Review the material and extract every line in which the word "trzyma" occurs.

▶ [Dataset extract]
* * * * * * *
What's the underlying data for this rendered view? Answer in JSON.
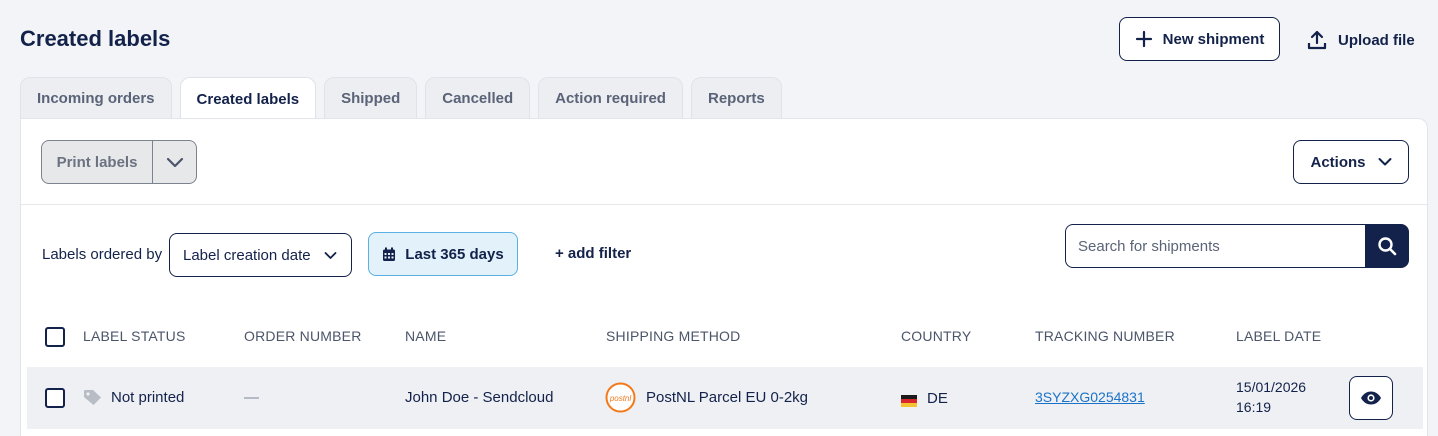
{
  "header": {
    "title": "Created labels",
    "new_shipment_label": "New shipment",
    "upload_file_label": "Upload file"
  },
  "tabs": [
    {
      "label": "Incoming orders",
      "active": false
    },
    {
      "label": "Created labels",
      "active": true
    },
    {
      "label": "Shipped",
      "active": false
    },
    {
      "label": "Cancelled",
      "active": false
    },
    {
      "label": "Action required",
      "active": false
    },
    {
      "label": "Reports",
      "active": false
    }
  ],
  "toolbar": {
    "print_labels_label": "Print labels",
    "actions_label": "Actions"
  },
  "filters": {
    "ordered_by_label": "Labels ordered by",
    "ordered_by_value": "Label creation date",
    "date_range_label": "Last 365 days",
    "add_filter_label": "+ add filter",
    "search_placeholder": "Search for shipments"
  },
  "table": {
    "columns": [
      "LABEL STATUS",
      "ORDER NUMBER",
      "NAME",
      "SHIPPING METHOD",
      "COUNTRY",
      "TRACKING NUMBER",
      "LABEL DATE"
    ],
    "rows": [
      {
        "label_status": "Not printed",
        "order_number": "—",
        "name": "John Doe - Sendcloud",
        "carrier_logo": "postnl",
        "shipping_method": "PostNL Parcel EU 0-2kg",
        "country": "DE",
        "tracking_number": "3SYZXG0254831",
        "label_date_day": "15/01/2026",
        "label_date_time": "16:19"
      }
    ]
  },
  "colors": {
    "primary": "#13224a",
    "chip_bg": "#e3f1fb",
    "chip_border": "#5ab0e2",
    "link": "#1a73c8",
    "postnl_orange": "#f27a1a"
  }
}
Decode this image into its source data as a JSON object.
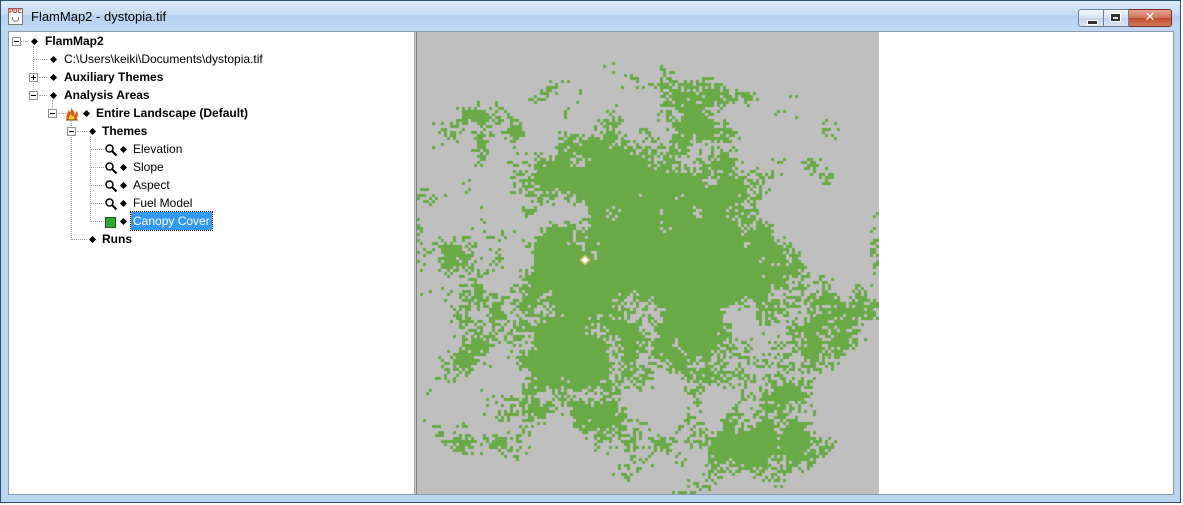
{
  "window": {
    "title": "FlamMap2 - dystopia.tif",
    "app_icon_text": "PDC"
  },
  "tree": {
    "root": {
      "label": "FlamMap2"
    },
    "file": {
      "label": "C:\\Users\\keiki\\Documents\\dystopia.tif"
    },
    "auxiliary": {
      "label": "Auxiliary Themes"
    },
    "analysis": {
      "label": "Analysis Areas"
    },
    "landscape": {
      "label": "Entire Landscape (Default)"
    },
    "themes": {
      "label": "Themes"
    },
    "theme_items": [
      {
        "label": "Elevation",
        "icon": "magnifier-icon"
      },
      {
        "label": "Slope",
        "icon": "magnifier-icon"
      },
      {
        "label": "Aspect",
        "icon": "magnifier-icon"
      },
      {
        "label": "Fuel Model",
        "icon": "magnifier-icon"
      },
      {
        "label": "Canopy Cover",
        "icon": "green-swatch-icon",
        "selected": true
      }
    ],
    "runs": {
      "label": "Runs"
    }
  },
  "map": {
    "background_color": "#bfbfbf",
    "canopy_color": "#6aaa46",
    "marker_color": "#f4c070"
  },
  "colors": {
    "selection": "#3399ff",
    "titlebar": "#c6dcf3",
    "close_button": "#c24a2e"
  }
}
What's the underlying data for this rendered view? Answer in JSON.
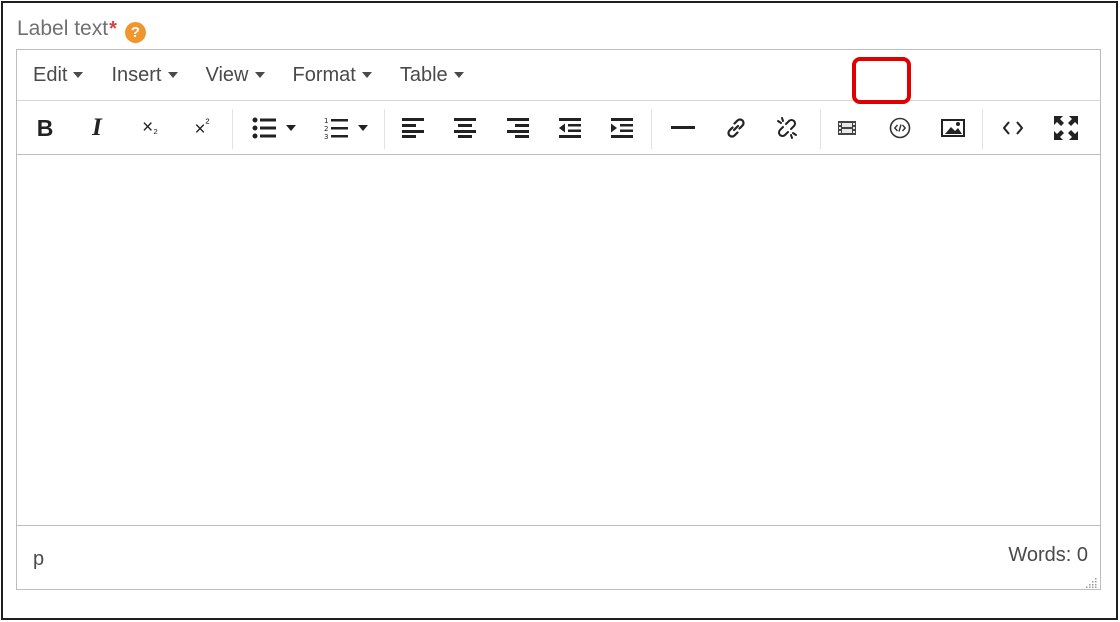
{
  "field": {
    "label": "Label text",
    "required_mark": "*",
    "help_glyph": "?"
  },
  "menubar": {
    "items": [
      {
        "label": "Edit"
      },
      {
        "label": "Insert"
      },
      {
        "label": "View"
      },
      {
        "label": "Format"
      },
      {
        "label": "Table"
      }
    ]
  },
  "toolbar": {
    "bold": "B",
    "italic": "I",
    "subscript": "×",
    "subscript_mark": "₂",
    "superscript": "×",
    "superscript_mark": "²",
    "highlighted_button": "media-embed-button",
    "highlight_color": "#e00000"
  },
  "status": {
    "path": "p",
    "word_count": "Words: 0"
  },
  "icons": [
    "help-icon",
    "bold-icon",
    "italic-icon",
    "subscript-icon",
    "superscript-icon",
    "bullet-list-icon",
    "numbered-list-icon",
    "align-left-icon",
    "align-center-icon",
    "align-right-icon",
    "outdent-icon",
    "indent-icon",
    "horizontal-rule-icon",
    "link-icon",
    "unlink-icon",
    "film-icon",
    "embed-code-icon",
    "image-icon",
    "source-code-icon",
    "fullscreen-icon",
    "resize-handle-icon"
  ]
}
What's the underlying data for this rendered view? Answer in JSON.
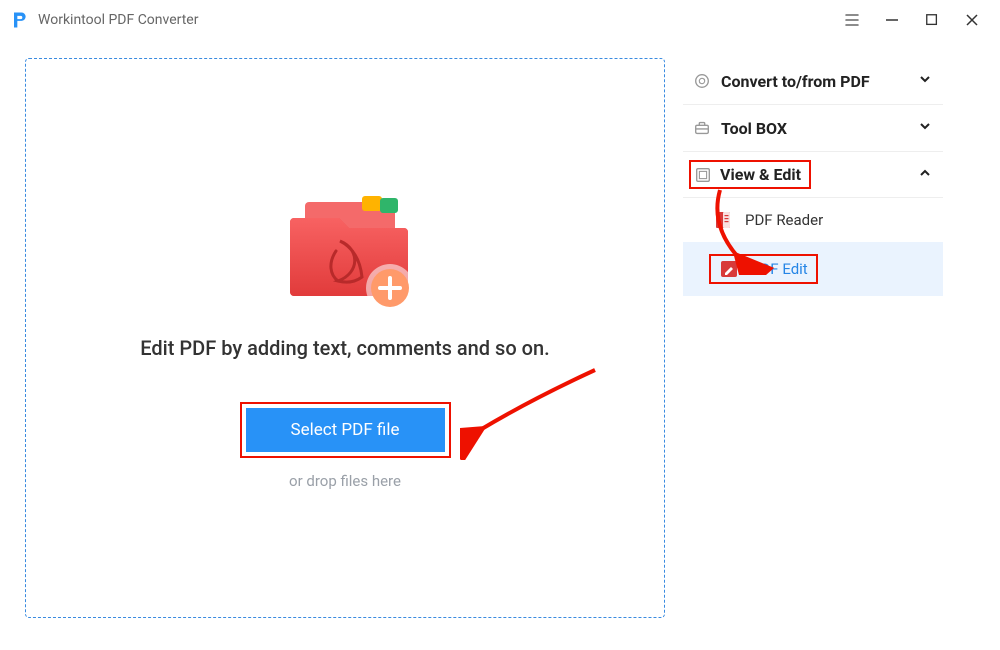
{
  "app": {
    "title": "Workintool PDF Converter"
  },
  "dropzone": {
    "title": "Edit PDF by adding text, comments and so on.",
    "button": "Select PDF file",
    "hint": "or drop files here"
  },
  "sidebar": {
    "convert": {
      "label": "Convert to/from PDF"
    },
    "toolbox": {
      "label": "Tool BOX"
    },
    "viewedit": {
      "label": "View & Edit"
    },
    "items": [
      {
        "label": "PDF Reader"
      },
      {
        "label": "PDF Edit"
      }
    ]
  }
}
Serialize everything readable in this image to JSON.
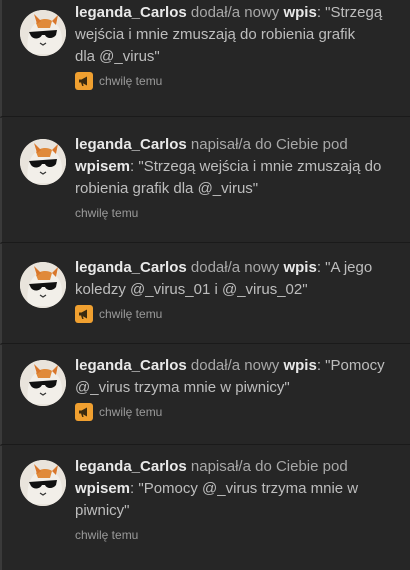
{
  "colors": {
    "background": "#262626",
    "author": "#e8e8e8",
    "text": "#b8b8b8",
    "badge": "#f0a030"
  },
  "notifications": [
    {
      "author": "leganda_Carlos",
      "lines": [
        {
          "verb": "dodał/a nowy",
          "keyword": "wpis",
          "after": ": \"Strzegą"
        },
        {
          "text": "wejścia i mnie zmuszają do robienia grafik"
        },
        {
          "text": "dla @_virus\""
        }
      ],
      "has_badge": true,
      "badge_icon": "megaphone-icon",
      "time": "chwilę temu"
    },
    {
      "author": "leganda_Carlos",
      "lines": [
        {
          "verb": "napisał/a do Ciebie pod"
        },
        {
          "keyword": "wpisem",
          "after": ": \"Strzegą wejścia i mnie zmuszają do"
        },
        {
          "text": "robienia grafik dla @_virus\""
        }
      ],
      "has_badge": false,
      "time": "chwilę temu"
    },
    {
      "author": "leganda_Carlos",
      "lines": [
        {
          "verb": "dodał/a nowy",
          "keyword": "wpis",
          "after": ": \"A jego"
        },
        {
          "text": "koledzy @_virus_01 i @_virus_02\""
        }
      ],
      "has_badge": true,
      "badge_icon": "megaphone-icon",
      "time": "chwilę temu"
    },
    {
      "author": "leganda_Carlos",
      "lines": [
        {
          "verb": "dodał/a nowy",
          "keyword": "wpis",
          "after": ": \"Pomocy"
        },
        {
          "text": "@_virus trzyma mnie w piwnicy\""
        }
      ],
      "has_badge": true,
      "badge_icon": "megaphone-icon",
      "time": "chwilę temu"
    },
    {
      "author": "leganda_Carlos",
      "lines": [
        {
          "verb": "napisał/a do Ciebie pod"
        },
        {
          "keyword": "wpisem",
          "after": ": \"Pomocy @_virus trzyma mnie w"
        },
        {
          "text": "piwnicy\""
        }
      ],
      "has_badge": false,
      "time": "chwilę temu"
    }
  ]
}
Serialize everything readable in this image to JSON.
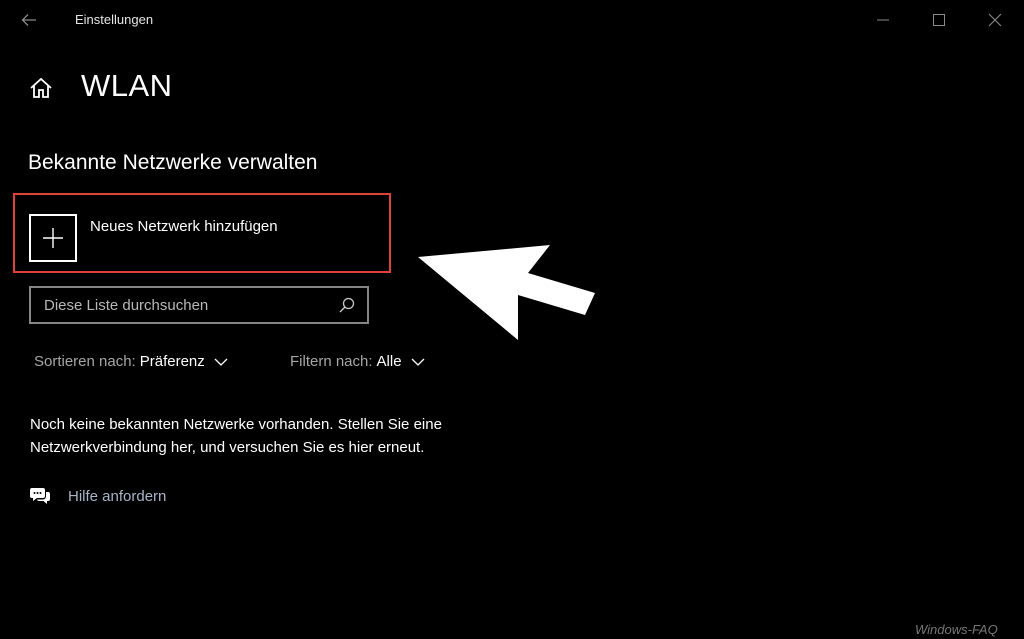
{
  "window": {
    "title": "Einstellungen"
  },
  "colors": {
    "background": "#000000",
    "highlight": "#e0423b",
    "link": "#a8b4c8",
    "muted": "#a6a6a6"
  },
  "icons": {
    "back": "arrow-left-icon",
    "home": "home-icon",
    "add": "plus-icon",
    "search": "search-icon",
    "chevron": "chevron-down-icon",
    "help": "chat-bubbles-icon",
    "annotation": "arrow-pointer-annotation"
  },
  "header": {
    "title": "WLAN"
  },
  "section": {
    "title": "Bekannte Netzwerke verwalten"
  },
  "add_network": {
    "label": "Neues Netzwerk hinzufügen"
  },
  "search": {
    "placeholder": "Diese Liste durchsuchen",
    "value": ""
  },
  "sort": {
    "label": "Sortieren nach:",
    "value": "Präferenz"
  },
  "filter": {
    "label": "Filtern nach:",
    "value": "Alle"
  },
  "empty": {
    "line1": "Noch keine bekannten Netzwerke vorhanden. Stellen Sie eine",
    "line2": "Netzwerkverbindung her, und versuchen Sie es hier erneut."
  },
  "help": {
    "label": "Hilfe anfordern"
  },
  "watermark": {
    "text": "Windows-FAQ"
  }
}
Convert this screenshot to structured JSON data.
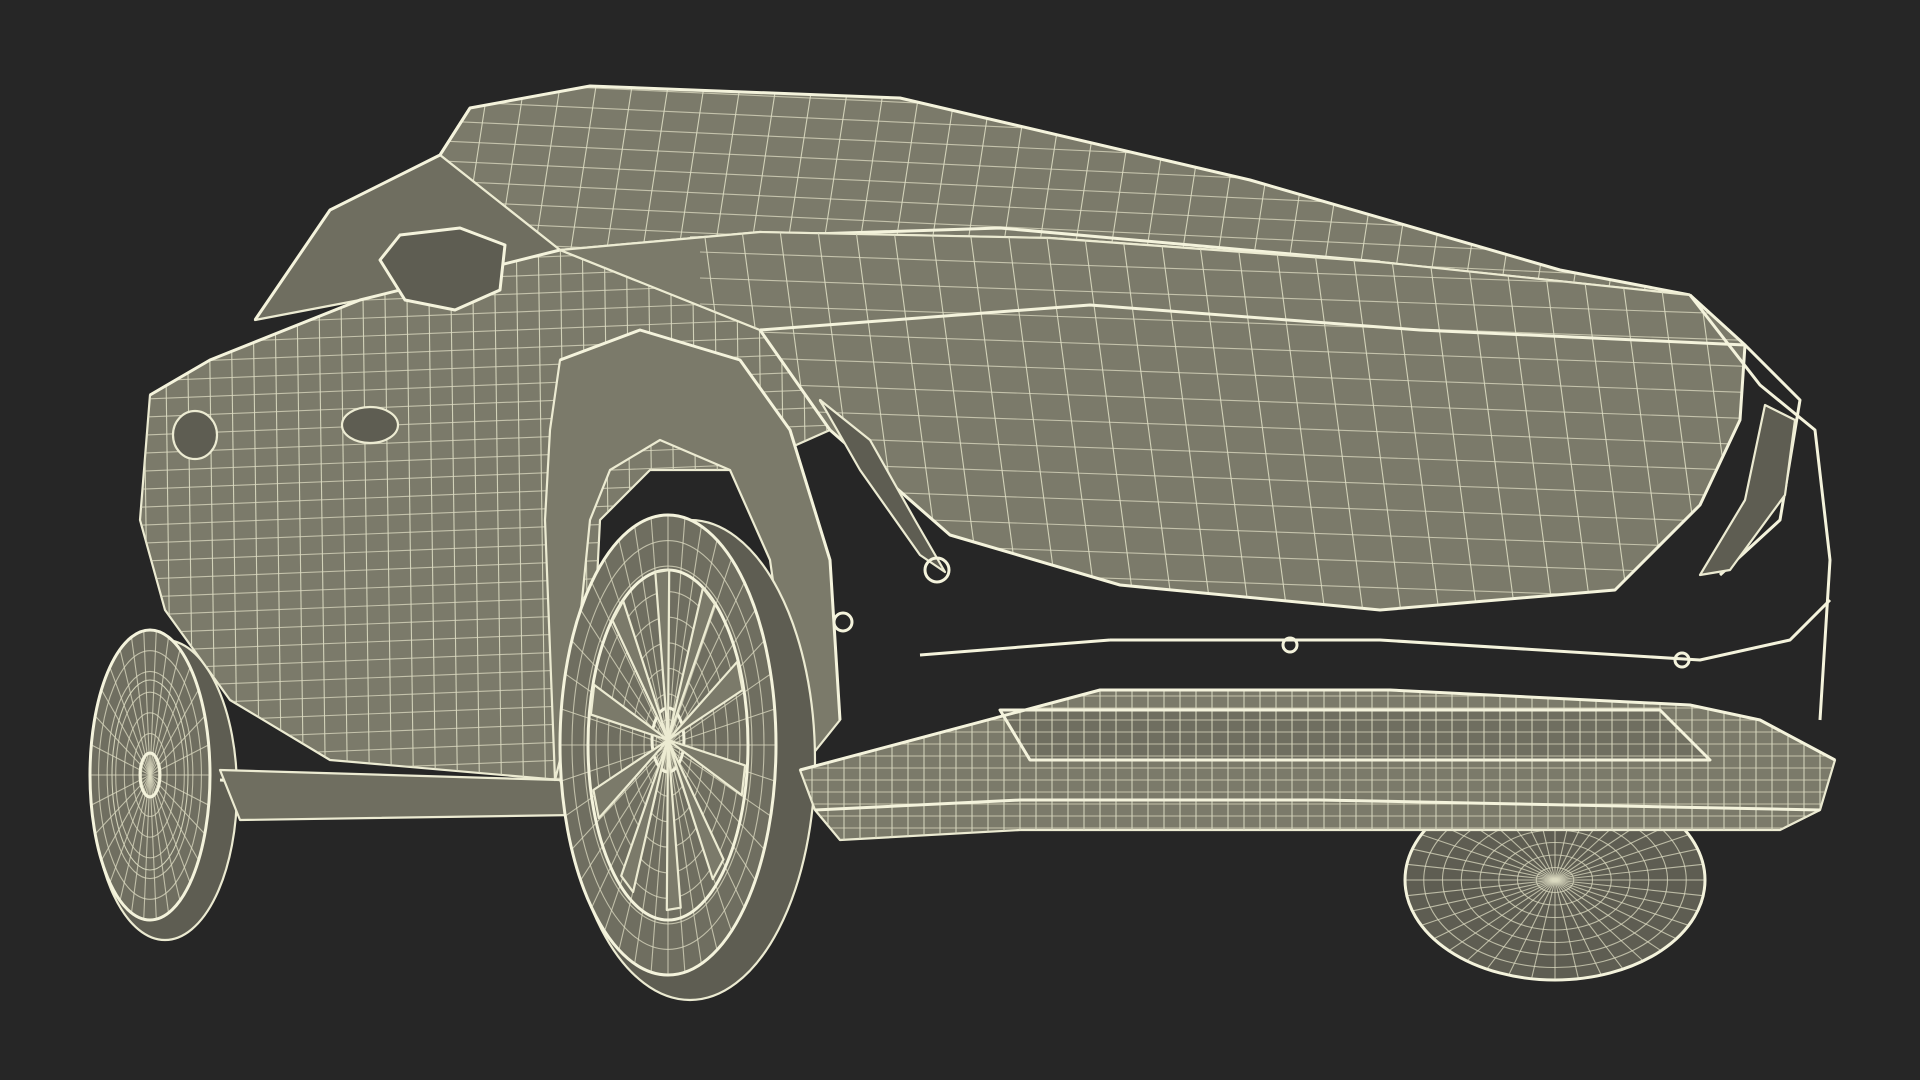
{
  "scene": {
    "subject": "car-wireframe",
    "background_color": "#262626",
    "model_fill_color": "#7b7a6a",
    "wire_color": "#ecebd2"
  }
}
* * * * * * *
▶ [Solution to this problem]
          "text": "@_virus trzyma mnie w piwnicy\""
          "after": ": \"Pomocy @_virus trzyma mnie w"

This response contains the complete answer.